    "There must be a democratization of the way that standards are set," he argued. This would mean incorporating the views of all stakeholders in the process from multi-national corporations and international organizations to NGOs in both North and South and the SMEs in the developing countries.

    Stephen Browne of ITC argued that trade ethics must be considered on both the macro- and micro-levels. On the macro-level, he argued, the trade system is over-regulated in comparison to the under-regulated international financial system. But this did not mean the trade system is necessarily more ethical, given its failure so far to bring much benefit to the South. The Doha round, he said, was supposed to address the concerns of developing countries, which the previous eight rounds of global trade negotiations had largely failed to do.

    On the micro-level, the ITC has developed a list of 10 propositions for ethical exporting.
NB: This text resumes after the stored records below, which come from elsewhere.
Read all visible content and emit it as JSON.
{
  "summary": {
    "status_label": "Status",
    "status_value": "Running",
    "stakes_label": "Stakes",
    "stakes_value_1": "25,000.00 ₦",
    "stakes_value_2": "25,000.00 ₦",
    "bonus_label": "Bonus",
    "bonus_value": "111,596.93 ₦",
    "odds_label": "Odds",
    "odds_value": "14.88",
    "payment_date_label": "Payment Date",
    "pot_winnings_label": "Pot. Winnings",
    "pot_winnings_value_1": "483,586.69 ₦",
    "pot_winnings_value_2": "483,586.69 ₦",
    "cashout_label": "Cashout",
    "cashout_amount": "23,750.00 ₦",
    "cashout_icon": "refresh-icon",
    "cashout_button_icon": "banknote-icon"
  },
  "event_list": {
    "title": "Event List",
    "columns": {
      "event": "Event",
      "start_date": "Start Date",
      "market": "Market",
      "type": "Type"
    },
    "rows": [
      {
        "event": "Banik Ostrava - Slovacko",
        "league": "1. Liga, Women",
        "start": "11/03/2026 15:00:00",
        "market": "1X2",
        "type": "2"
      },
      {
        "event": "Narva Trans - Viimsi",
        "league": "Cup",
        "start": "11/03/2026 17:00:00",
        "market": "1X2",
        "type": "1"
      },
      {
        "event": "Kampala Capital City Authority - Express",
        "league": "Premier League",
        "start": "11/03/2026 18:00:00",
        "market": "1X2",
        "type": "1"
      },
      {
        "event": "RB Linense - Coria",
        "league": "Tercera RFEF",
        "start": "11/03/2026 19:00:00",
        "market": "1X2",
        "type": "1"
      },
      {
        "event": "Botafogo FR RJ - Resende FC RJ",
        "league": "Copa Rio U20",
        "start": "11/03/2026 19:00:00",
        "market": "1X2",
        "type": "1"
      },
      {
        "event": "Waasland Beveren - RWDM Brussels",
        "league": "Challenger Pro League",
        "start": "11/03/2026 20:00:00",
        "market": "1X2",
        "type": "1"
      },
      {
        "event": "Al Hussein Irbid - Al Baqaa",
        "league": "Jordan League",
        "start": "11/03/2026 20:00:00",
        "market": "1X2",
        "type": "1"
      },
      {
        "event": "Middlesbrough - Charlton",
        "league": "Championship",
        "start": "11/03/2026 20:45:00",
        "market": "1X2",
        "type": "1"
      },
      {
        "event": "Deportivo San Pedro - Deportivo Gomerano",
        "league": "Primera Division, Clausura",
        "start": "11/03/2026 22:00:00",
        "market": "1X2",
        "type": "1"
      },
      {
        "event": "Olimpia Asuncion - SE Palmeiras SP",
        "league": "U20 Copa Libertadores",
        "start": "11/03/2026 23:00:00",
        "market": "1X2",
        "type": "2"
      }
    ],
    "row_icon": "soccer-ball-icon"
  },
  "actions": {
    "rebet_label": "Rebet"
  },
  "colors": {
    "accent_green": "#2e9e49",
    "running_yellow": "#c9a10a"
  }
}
Regarding developing countries, the list includes focusing on profitable SMEs; nondiscriminatory and non-exploitive production systems; new-job creation with particular emphasis on those for women; sustainable production methods; and promoting the interdependence and complementarity of SMEs on a regional basis.

    In developed countries, ITC advocates promotion of trade that responds to the preferences of the conscientious consumer, is compatible with food security goals, links multinational corporations with SMEs in developing countries and that promotes the inter-dependence of the trading nations of the South.

    "Consumer conscience is something of a Northern concept but there is no reason that it should remain so forever," declared Brown.